Work item -
Copy all lines below exactly as written. Leave pictures out.

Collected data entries

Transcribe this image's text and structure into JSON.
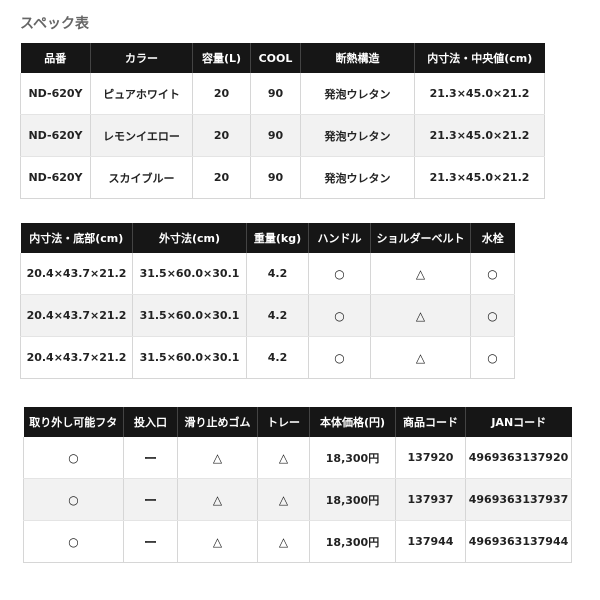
{
  "title": "スペック表",
  "table1": {
    "headers": [
      "品番",
      "カラー",
      "容量(L)",
      "COOL",
      "断熱構造",
      "内寸法・中央値(cm)"
    ],
    "rows": [
      [
        "ND-620Y",
        "ピュアホワイト",
        "20",
        "90",
        "発泡ウレタン",
        "21.3×45.0×21.2"
      ],
      [
        "ND-620Y",
        "レモンイエロー",
        "20",
        "90",
        "発泡ウレタン",
        "21.3×45.0×21.2"
      ],
      [
        "ND-620Y",
        "スカイブルー",
        "20",
        "90",
        "発泡ウレタン",
        "21.3×45.0×21.2"
      ]
    ]
  },
  "table2": {
    "headers": [
      "内寸法・底部(cm)",
      "外寸法(cm)",
      "重量(kg)",
      "ハンドル",
      "ショルダーベルト",
      "水栓"
    ],
    "rows": [
      [
        "20.4×43.7×21.2",
        "31.5×60.0×30.1",
        "4.2",
        "○",
        "△",
        "○"
      ],
      [
        "20.4×43.7×21.2",
        "31.5×60.0×30.1",
        "4.2",
        "○",
        "△",
        "○"
      ],
      [
        "20.4×43.7×21.2",
        "31.5×60.0×30.1",
        "4.2",
        "○",
        "△",
        "○"
      ]
    ]
  },
  "table3": {
    "headers": [
      "取り外し可能フタ",
      "投入口",
      "滑り止めゴム",
      "トレー",
      "本体価格(円)",
      "商品コード",
      "JANコード"
    ],
    "rows": [
      [
        "○",
        "ー",
        "△",
        "△",
        "18,300円",
        "137920",
        "4969363137920"
      ],
      [
        "○",
        "ー",
        "△",
        "△",
        "18,300円",
        "137937",
        "4969363137937"
      ],
      [
        "○",
        "ー",
        "△",
        "△",
        "18,300円",
        "137944",
        "4969363137944"
      ]
    ]
  }
}
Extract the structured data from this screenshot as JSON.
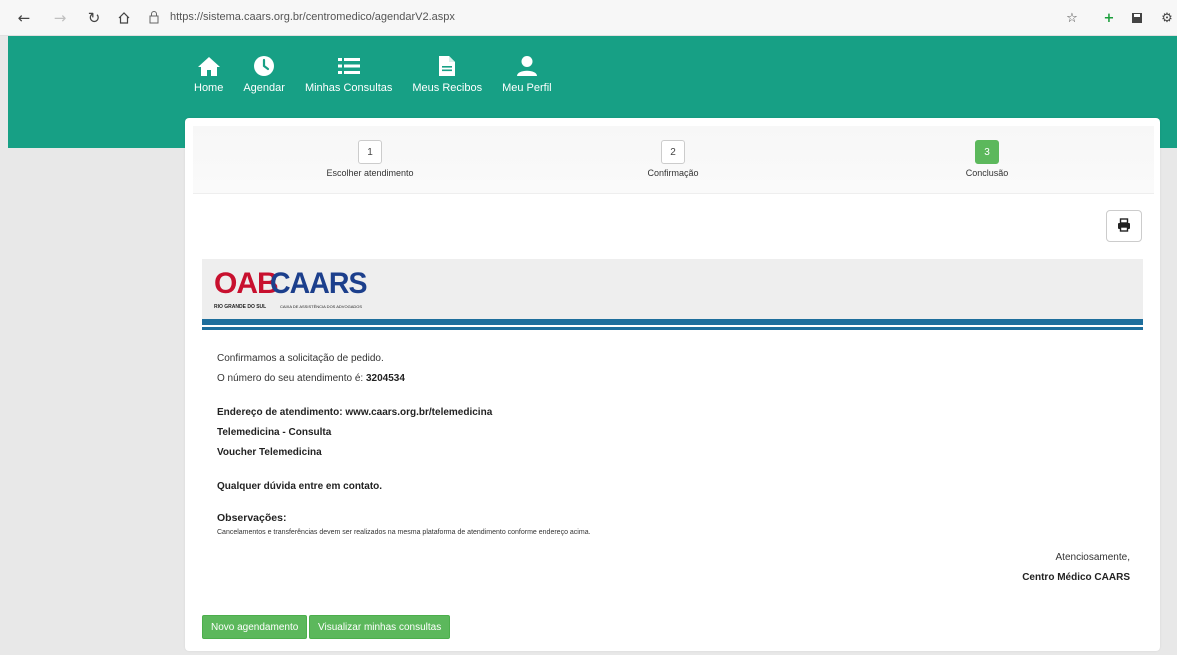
{
  "browser": {
    "url": "https://sistema.caars.org.br/centromedico/agendarV2.aspx",
    "back_icon": "arrow-left-icon",
    "forward_icon": "arrow-right-icon",
    "refresh_icon": "refresh-icon",
    "home_icon": "home-icon",
    "lock_icon": "lock-icon"
  },
  "menu": {
    "items": [
      {
        "label": "Home",
        "icon": "home-icon"
      },
      {
        "label": "Agendar",
        "icon": "clock-icon"
      },
      {
        "label": "Minhas Consultas",
        "icon": "list-icon"
      },
      {
        "label": "Meus Recibos",
        "icon": "document-icon"
      },
      {
        "label": "Meu Perfil",
        "icon": "user-icon"
      }
    ]
  },
  "steps": [
    {
      "number": "1",
      "label": "Escolher atendimento",
      "active": false
    },
    {
      "number": "2",
      "label": "Confirmação",
      "active": false
    },
    {
      "number": "3",
      "label": "Conclusão",
      "active": true
    }
  ],
  "logo": {
    "oab": "OAB",
    "caars": "CAARS",
    "sub1": "RIO GRANDE DO SUL",
    "sub2": "CAIXA DE ASSISTÊNCIA DOS ADVOGADOS"
  },
  "content": {
    "confirm": "Confirmamos a solicitação de pedido.",
    "number_label": "O número do seu atendimento é: ",
    "number_value": "3204534",
    "address": "Endereço de atendimento: www.caars.org.br/telemedicina",
    "service": "Telemedicina - Consulta",
    "voucher": "Voucher Telemedicina",
    "contact": "Qualquer dúvida entre em contato.",
    "obs_title": "Observações:",
    "obs_text": "Cancelamentos e transferências devem ser realizados na mesma plataforma de atendimento conforme endereço acima.",
    "regards": "Atenciosamente,",
    "signature": "Centro Médico CAARS"
  },
  "buttons": {
    "new": "Novo agendamento",
    "view": "Visualizar minhas consultas"
  },
  "colors": {
    "header": "#17a085",
    "button": "#5cb85c",
    "stripe": "#1e6e9c"
  }
}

Answer to the problem -
Transcribe this image's text and structure into JSON.
{
  "title": "スペック表",
  "table1": {
    "headers": [
      "品番",
      "カラー",
      "容量(L)",
      "COOL",
      "断熱構造",
      "内寸法・中央値(cm)"
    ],
    "rows": [
      [
        "ND-620Y",
        "ピュアホワイト",
        "20",
        "90",
        "発泡ウレタン",
        "21.3×45.0×21.2"
      ],
      [
        "ND-620Y",
        "レモンイエロー",
        "20",
        "90",
        "発泡ウレタン",
        "21.3×45.0×21.2"
      ],
      [
        "ND-620Y",
        "スカイブルー",
        "20",
        "90",
        "発泡ウレタン",
        "21.3×45.0×21.2"
      ]
    ]
  },
  "table2": {
    "headers": [
      "内寸法・底部(cm)",
      "外寸法(cm)",
      "重量(kg)",
      "ハンドル",
      "ショルダーベルト",
      "水栓"
    ],
    "rows": [
      [
        "20.4×43.7×21.2",
        "31.5×60.0×30.1",
        "4.2",
        "○",
        "△",
        "○"
      ],
      [
        "20.4×43.7×21.2",
        "31.5×60.0×30.1",
        "4.2",
        "○",
        "△",
        "○"
      ],
      [
        "20.4×43.7×21.2",
        "31.5×60.0×30.1",
        "4.2",
        "○",
        "△",
        "○"
      ]
    ]
  },
  "table3": {
    "headers": [
      "取り外し可能フタ",
      "投入口",
      "滑り止めゴム",
      "トレー",
      "本体価格(円)",
      "商品コード",
      "JANコード"
    ],
    "rows": [
      [
        "○",
        "ー",
        "△",
        "△",
        "18,300円",
        "137920",
        "4969363137920"
      ],
      [
        "○",
        "ー",
        "△",
        "△",
        "18,300円",
        "137937",
        "4969363137937"
      ],
      [
        "○",
        "ー",
        "△",
        "△",
        "18,300円",
        "137944",
        "4969363137944"
      ]
    ]
  }
}
Extract the structured data from this screenshot as JSON.
{
  "browser": {
    "url": "https://sistema.caars.org.br/centromedico/agendarV2.aspx",
    "back_icon": "arrow-left-icon",
    "forward_icon": "arrow-right-icon",
    "refresh_icon": "refresh-icon",
    "home_icon": "home-icon",
    "lock_icon": "lock-icon"
  },
  "menu": {
    "items": [
      {
        "label": "Home",
        "icon": "home-icon"
      },
      {
        "label": "Agendar",
        "icon": "clock-icon"
      },
      {
        "label": "Minhas Consultas",
        "icon": "list-icon"
      },
      {
        "label": "Meus Recibos",
        "icon": "document-icon"
      },
      {
        "label": "Meu Perfil",
        "icon": "user-icon"
      }
    ]
  },
  "steps": [
    {
      "number": "1",
      "label": "Escolher atendimento",
      "active": false
    },
    {
      "number": "2",
      "label": "Confirmação",
      "active": false
    },
    {
      "number": "3",
      "label": "Conclusão",
      "active": true
    }
  ],
  "logo": {
    "oab": "OAB",
    "caars": "CAARS",
    "sub1": "RIO GRANDE DO SUL",
    "sub2": "CAIXA DE ASSISTÊNCIA DOS ADVOGADOS"
  },
  "content": {
    "confirm": "Confirmamos a solicitação de pedido.",
    "number_label": "O número do seu atendimento é: ",
    "number_value": "3204534",
    "address": "Endereço de atendimento: www.caars.org.br/telemedicina",
    "service": "Telemedicina - Consulta",
    "voucher": "Voucher Telemedicina",
    "contact": "Qualquer dúvida entre em contato.",
    "obs_title": "Observações:",
    "obs_text": "Cancelamentos e transferências devem ser realizados na mesma plataforma de atendimento conforme endereço acima.",
    "regards": "Atenciosamente,",
    "signature": "Centro Médico CAARS"
  },
  "buttons": {
    "new": "Novo agendamento",
    "view": "Visualizar minhas consultas"
  },
  "colors": {
    "header": "#17a085",
    "button": "#5cb85c",
    "stripe": "#1e6e9c"
  }
}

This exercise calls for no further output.